A generation test for new laws is therefore a start, but it is not enough. People's representatives must be younger. In the House of Representatives, the average age is 47 years ; the VVD, with thirty-three MPs, the largest party, has only two - male - MPs under 35; the PVV, with twenty seats, does it with three millennials - two men and one woman - but slightly better; there are single-issue parties for animals and the elderly, but not for the young. While they live the longest in this world and bear the least responsibility for the existing problems, young people have the least political say, and they also share the least in the prosperity our capitalism brings.
Yet rejuvenation of the parliament is also not enough: with proportional representation according to age structure in society, young people remain a small fraction. After all, the share of older people will increase, to more than a quarter of the over-65s by 2060 . And of the likely 18.5 million inhabitants by 2060, nearly five million will be 65 or older, one and a half million more than today. It is therefore important to radically change the political system. And as long as the interests of the elderly are just as important as that of the young, that will not happen. A possible solution is to adjust the voting rights. Older voters now have too much say in developments in a world that they will live in for a shorter period of time.

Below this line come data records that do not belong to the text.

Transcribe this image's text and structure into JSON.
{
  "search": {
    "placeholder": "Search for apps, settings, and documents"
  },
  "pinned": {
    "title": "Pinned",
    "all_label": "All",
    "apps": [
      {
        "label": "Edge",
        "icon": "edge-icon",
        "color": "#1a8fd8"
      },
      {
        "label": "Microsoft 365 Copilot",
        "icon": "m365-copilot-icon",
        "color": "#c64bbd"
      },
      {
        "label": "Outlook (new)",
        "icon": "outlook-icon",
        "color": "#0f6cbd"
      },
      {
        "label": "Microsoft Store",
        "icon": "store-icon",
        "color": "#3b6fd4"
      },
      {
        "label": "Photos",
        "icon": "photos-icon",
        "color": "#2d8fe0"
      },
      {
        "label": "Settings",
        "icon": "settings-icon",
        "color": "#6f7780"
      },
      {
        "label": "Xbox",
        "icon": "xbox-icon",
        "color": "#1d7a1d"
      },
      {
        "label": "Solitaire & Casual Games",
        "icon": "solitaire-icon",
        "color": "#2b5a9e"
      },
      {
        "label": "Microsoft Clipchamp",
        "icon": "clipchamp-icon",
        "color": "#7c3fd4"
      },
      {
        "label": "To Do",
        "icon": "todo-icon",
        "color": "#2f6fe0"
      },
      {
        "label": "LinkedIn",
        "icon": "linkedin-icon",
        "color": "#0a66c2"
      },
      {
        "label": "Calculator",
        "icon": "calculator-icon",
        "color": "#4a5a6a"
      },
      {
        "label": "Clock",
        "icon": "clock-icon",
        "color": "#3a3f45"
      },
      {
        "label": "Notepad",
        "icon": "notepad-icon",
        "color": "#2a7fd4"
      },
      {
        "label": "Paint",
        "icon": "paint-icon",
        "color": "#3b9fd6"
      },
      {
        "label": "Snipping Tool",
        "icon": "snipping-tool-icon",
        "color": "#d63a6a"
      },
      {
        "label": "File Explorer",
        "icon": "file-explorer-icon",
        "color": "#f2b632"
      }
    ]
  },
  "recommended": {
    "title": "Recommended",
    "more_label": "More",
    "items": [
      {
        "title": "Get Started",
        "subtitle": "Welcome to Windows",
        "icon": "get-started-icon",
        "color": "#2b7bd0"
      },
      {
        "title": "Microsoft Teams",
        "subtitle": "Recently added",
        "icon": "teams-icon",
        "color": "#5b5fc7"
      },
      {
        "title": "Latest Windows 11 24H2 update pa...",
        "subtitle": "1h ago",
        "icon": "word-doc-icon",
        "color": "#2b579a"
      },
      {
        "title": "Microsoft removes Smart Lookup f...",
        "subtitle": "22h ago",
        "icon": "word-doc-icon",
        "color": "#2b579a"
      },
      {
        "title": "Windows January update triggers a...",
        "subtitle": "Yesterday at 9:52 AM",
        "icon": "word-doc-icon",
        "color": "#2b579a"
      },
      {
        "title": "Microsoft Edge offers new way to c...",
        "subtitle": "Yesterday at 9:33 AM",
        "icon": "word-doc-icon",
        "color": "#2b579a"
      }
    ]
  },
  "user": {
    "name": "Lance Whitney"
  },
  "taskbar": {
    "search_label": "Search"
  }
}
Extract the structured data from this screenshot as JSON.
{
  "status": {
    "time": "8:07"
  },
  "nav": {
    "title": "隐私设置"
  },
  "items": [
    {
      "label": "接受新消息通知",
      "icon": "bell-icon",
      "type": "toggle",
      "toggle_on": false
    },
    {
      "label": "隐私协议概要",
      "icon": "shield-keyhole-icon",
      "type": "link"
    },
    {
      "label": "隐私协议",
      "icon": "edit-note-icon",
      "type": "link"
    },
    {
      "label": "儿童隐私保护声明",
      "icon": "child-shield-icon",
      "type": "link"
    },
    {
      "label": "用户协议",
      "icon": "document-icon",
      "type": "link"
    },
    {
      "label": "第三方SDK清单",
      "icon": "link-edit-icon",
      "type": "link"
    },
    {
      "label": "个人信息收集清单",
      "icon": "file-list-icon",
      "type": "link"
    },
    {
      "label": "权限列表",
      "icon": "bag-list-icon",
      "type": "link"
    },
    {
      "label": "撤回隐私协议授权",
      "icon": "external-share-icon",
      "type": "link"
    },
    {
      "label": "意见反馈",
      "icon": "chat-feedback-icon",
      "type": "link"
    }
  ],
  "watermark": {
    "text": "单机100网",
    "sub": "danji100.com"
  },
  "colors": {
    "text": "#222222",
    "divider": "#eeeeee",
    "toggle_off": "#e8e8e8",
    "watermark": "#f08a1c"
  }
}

Moreover, the cognitive capacities of the elderly are diminished. That is a bigger cause for concern than it is a breeding ground for jokes. Old voters are bad, non-rational voters. A 2014 US study showed that older people are less rational than younger people. And all of the aforementioned problems require rational solutions, not populist ones. This has political and therefore real consequences, not only socio-economic but also ecological. One solution could be to better inform the elderly, but because people are sentimental, stubborn, loss-avoiding creatures, another solution may be more functional: an age-related vote weight.
The English historian and political scientist David Runciman came up with the proposal to give 6-year-olds the right to vote . Such an approach may seem rigorous, but it raises the question of why we should not vote until we are eighteen. Why don't we stop, let's say something, at 86, the life expectancy of now 65-year-old women? Another proposal is to give each 6-year-old child a vote weight of eighty, which will be one less weight each year (7 years old, 79 votes; 8 years old, 78 votes; when you turn 35 you still have a vote weight of 51 ). This creates a link between your vote weight and the number of years you can still live in this world, and you are forced to think more rationally and responsibly about your political choice.
It is much easier to be in favor of the abolition of the basic grant, of keeping coal-fired power plants open and of selling homes to investors if the consequences of increased student debt, CO 2 emissions or a corrupt housing market don't hit your proverbial plate. As you get older, your political vote should therefore not gain more, but less weight. The elderly may not like to hear that, but it is an opportunity to make Dutch democracy and society more just - a democracy and society often controlled by, indeed, increasingly aging self-secrets like me.